EU Law, Minorities and Enlargement
This book constitutes an in-depth study of the legal framework and political profile of EU legislation, practice, and policy on minority rights protection. After setting the conceptual background for minority rights, their historical and political significance in the EU is analyzed. The EU, as it was perceived by its founders, is an economic organization. It took on the new task of minority rights monitoring in the course of its recent enlargements. From the enlargement, a lack of clarity of the purposes, standards, and criteria of assessment of the performance of current and perspective Member States emerged. The book thus tackles questions on the present dominant trends on minority rights protection, their effects on Member States, and their future perspectives - through the prism of the recent enlargements to Central and Eastern Europe.

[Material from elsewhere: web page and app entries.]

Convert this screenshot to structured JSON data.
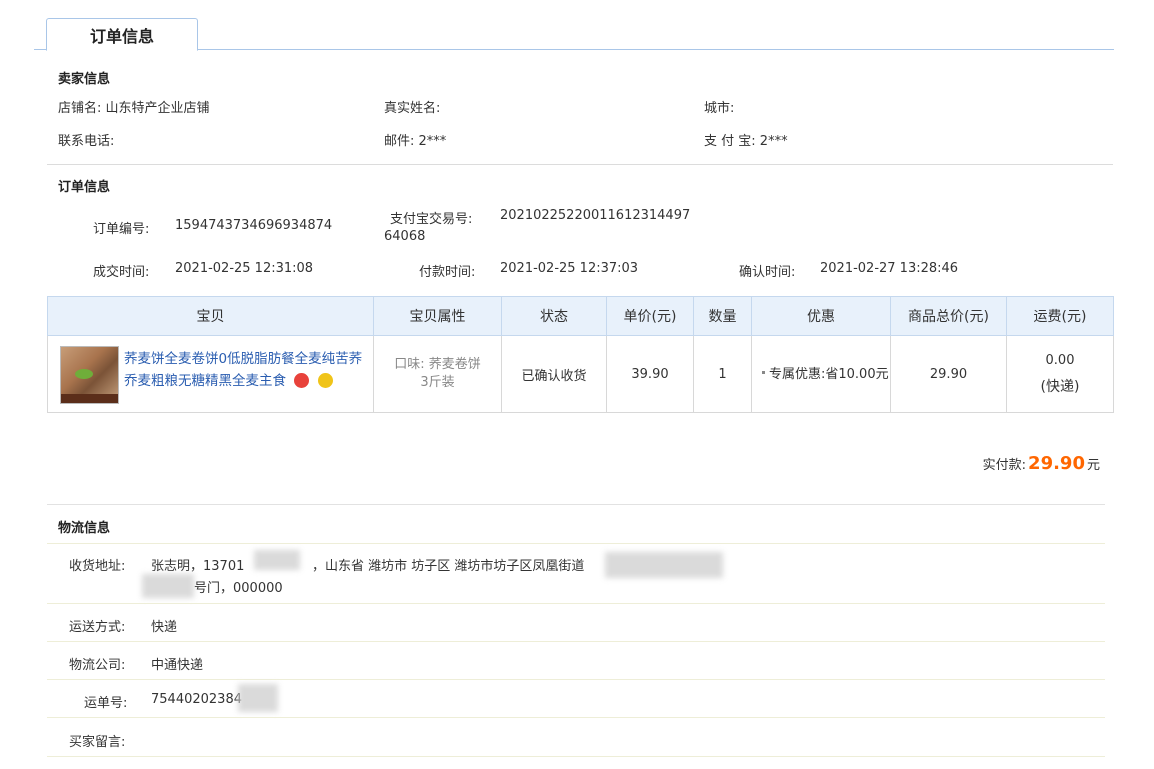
{
  "tab": {
    "label": "订单信息"
  },
  "seller": {
    "title": "卖家信息",
    "shop_label": "店铺名:",
    "shop_value": "山东特产企业店铺",
    "realname_label": "真实姓名:",
    "city_label": "城市:",
    "phone_label": "联系电话:",
    "email_label": "邮件:",
    "email_value": "2***",
    "alipay_label": "支 付 宝:",
    "alipay_value": "2***"
  },
  "order": {
    "title": "订单信息",
    "order_no_label": "订单编号:",
    "order_no": "1594743734696934874",
    "alipay_trade_label": "支付宝交易号:",
    "alipay_trade_line1": "2021022522001161231449​7",
    "alipay_trade_line2": "64068",
    "deal_time_label": "成交时间:",
    "deal_time": "2021-02-25 12:31:08",
    "pay_time_label": "付款时间:",
    "pay_time": "2021-02-25 12:37:03",
    "confirm_time_label": "确认时间:",
    "confirm_time": "2021-02-27 13:28:46"
  },
  "table": {
    "headers": [
      "宝贝",
      "宝贝属性",
      "状态",
      "单价(元)",
      "数量",
      "优惠",
      "商品总价(元)",
      "运费(元)"
    ],
    "row": {
      "product_name": "荞麦饼全麦卷饼0低脱脂肪餐全麦纯苦荞乔麦粗粮无糖精黑全麦主食",
      "attr_line1": "口味: 荞麦卷饼",
      "attr_line2": "3斤装",
      "status": "已确认收货",
      "price": "39.90",
      "qty": "1",
      "promo": "专属优惠:省10.00元",
      "total": "29.90",
      "shipping": "0.00",
      "shipping_method": "(快递)"
    }
  },
  "payment": {
    "label": "实付款:",
    "amount": "29.90",
    "unit": "元"
  },
  "logistics": {
    "title": "物流信息",
    "address_label": "收货地址:",
    "address_line1a": "张志明，13701",
    "address_line1b": "，山东省 潍坊市 坊子区 潍坊市坊子区凤凰街道",
    "address_line2": "号门，000000",
    "method_label": "运送方式:",
    "method": "快递",
    "company_label": "物流公司:",
    "company": "中通快递",
    "waybill_label": "运单号:",
    "waybill": "75440202384",
    "message_label": "买家留言:"
  }
}
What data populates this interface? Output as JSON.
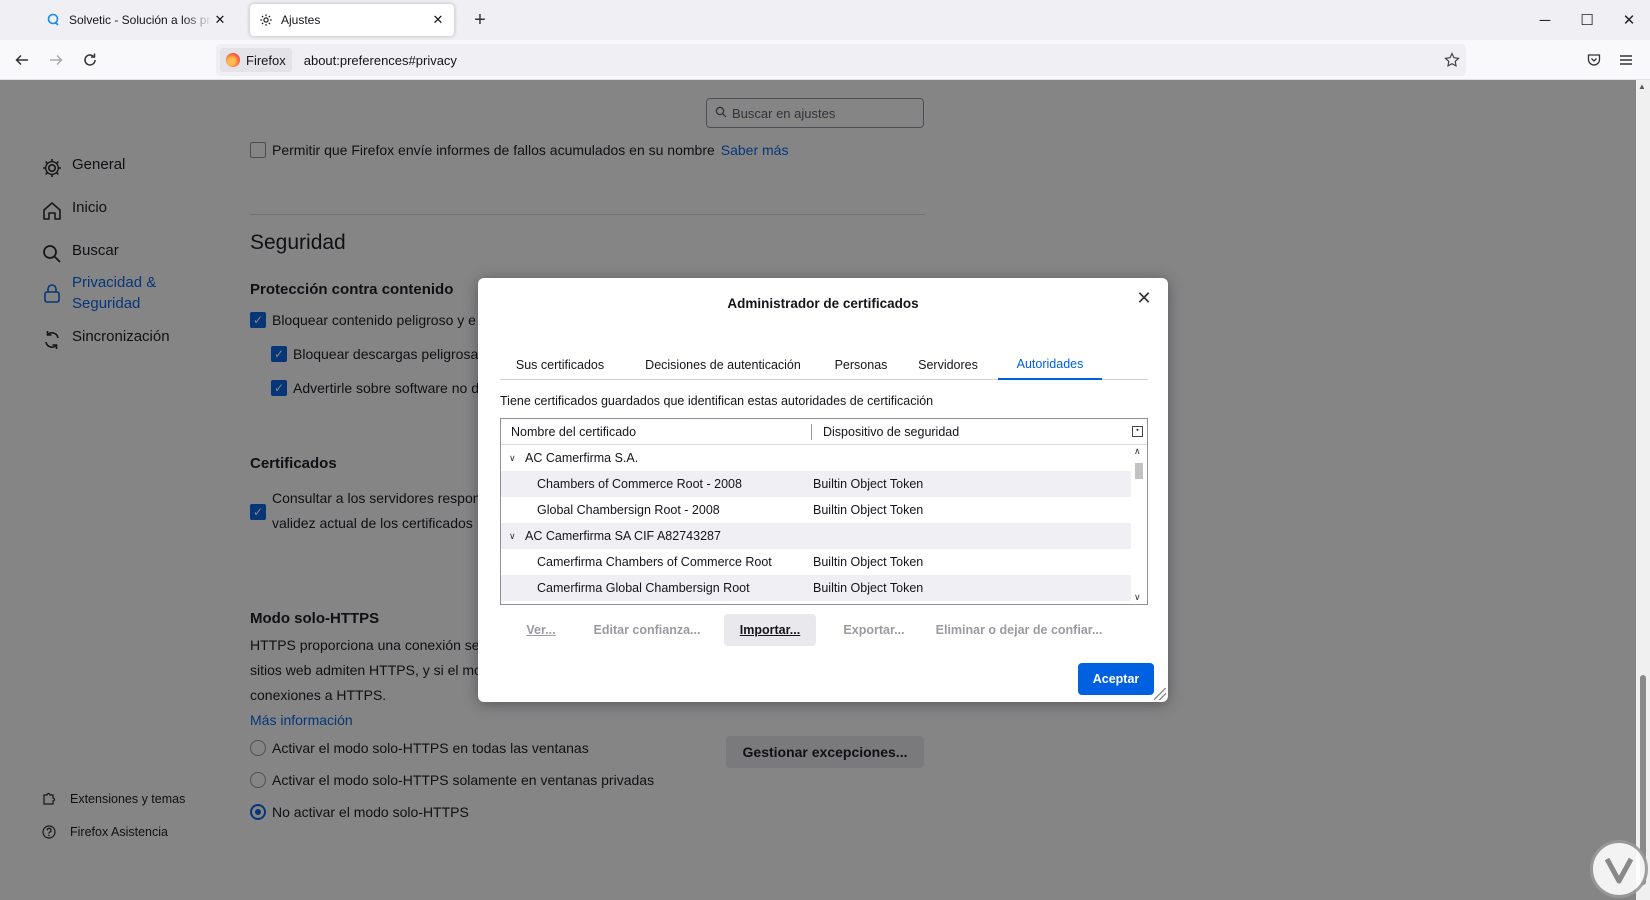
{
  "tabs": [
    {
      "title": "Solvetic - Solución a los problemas",
      "close": "✕"
    },
    {
      "title": "Ajustes",
      "close": "✕"
    }
  ],
  "newtab_label": "+",
  "window_controls": {
    "minimize": "─",
    "maximize": "☐",
    "close": "✕"
  },
  "nav": {
    "back_icon": "arrow-left-icon",
    "forward_icon": "arrow-right-icon",
    "reload_icon": "reload-icon",
    "identity_label": "Firefox",
    "url": "about:preferences#privacy",
    "bookmark_icon": "star-icon",
    "pocket_icon": "pocket-icon",
    "menu_icon": "hamburger-icon"
  },
  "search": {
    "placeholder": "Buscar en ajustes"
  },
  "sidebar": {
    "items": [
      {
        "label": "General",
        "icon": "gear-icon"
      },
      {
        "label": "Inicio",
        "icon": "home-icon"
      },
      {
        "label": "Buscar",
        "icon": "search-icon"
      },
      {
        "label": "Privacidad &\nSeguridad",
        "icon": "lock-icon",
        "selected": true
      },
      {
        "label": "Sincronización",
        "icon": "sync-icon"
      }
    ],
    "footer": [
      {
        "label": "Extensiones y temas",
        "icon": "puzzle-icon"
      },
      {
        "label": "Firefox Asistencia",
        "icon": "help-icon"
      }
    ]
  },
  "content": {
    "crash_reports_label": "Permitir que Firefox envíe informes de fallos acumulados en su nombre",
    "crash_reports_link": "Saber más",
    "security_heading": "Seguridad",
    "protection_heading": "Protección contra contenido",
    "block_dangerous": "Bloquear contenido peligroso y e",
    "block_downloads": "Bloquear descargas peligrosas",
    "warn_software": "Advertirle sobre software no d",
    "certificates_heading": "Certificados",
    "ocsp_line1": "Consultar a los servidores respon",
    "ocsp_line2": "validez actual de los certificados",
    "https_heading": "Modo solo-HTTPS",
    "https_line1": "HTTPS proporciona una conexión seg",
    "https_line2": "sitios web admiten HTTPS, y si el mo",
    "https_line3": "conexiones a HTTPS.",
    "more_info": "Más información",
    "https_options": [
      "Activar el modo solo-HTTPS en todas las ventanas",
      "Activar el modo solo-HTTPS solamente en ventanas privadas",
      "No activar el modo solo-HTTPS"
    ],
    "https_selected": 2,
    "manage_exceptions": "Gestionar excepciones..."
  },
  "dialog": {
    "title": "Administrador de certificados",
    "close": "✕",
    "tabs": [
      "Sus certificados",
      "Decisiones de autenticación",
      "Personas",
      "Servidores",
      "Autoridades"
    ],
    "selected_tab": "Autoridades",
    "description": "Tiene certificados guardados que identifican estas autoridades de certificación",
    "columns": [
      "Nombre del certificado",
      "Dispositivo de seguridad"
    ],
    "rows": [
      {
        "type": "group",
        "name": "AC Camerfirma S.A.",
        "device": ""
      },
      {
        "type": "child",
        "name": "Chambers of Commerce Root - 2008",
        "device": "Builtin Object Token"
      },
      {
        "type": "child",
        "name": "Global Chambersign Root - 2008",
        "device": "Builtin Object Token"
      },
      {
        "type": "group",
        "name": "AC Camerfirma SA CIF A82743287",
        "device": ""
      },
      {
        "type": "child",
        "name": "Camerfirma Chambers of Commerce Root",
        "device": "Builtin Object Token"
      },
      {
        "type": "child",
        "name": "Camerfirma Global Chambersign Root",
        "device": "Builtin Object Token"
      }
    ],
    "buttons": {
      "view": "Ver...",
      "edit_trust": "Editar confianza...",
      "import": "Importar...",
      "export": "Exportar...",
      "delete": "Eliminar o dejar de confiar..."
    },
    "ok": "Aceptar"
  },
  "colors": {
    "accent": "#0061e0",
    "overlay": "rgba(12,12,13,0.5)"
  }
}
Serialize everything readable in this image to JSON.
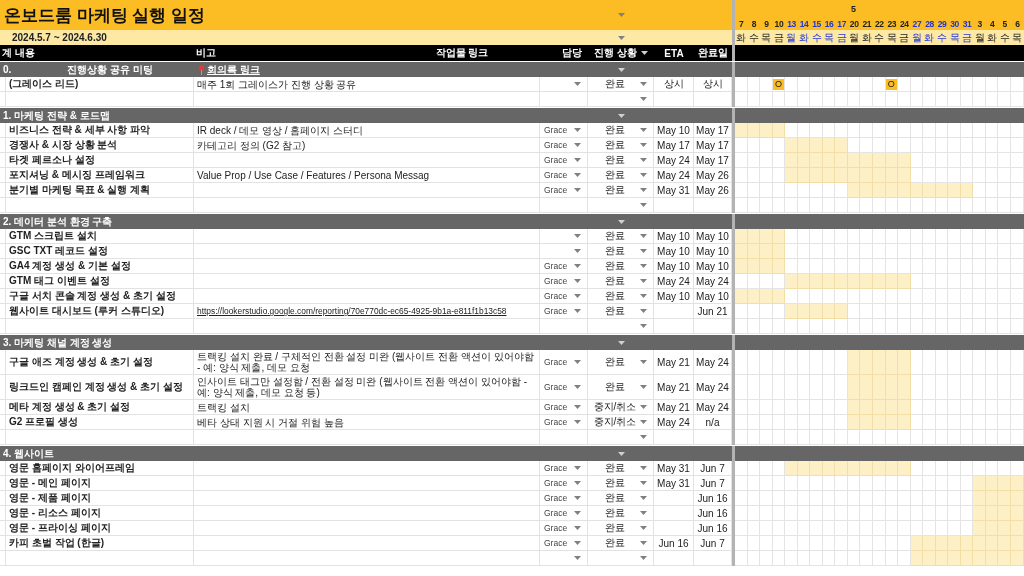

It provides a balanced analysis of different possible theoretical approaches, together with pertinent empirical studies testing these approaches, as well as a discussion of the future challenges of minority rights within the EU. It makes a useful contribution to EU law, insofar as it links the complex legal framework of accession negotiations to the more political processes of conditionality. More generally, it comprehensively covers a subject area that has not often been treated from the human rights perspective. The book is relevant for scholars, researchers, and practitioners interested in human rights protection in the EU, as well as students engaged in comparative public law and transitional legal studies.
Publication Date: 2/28/2010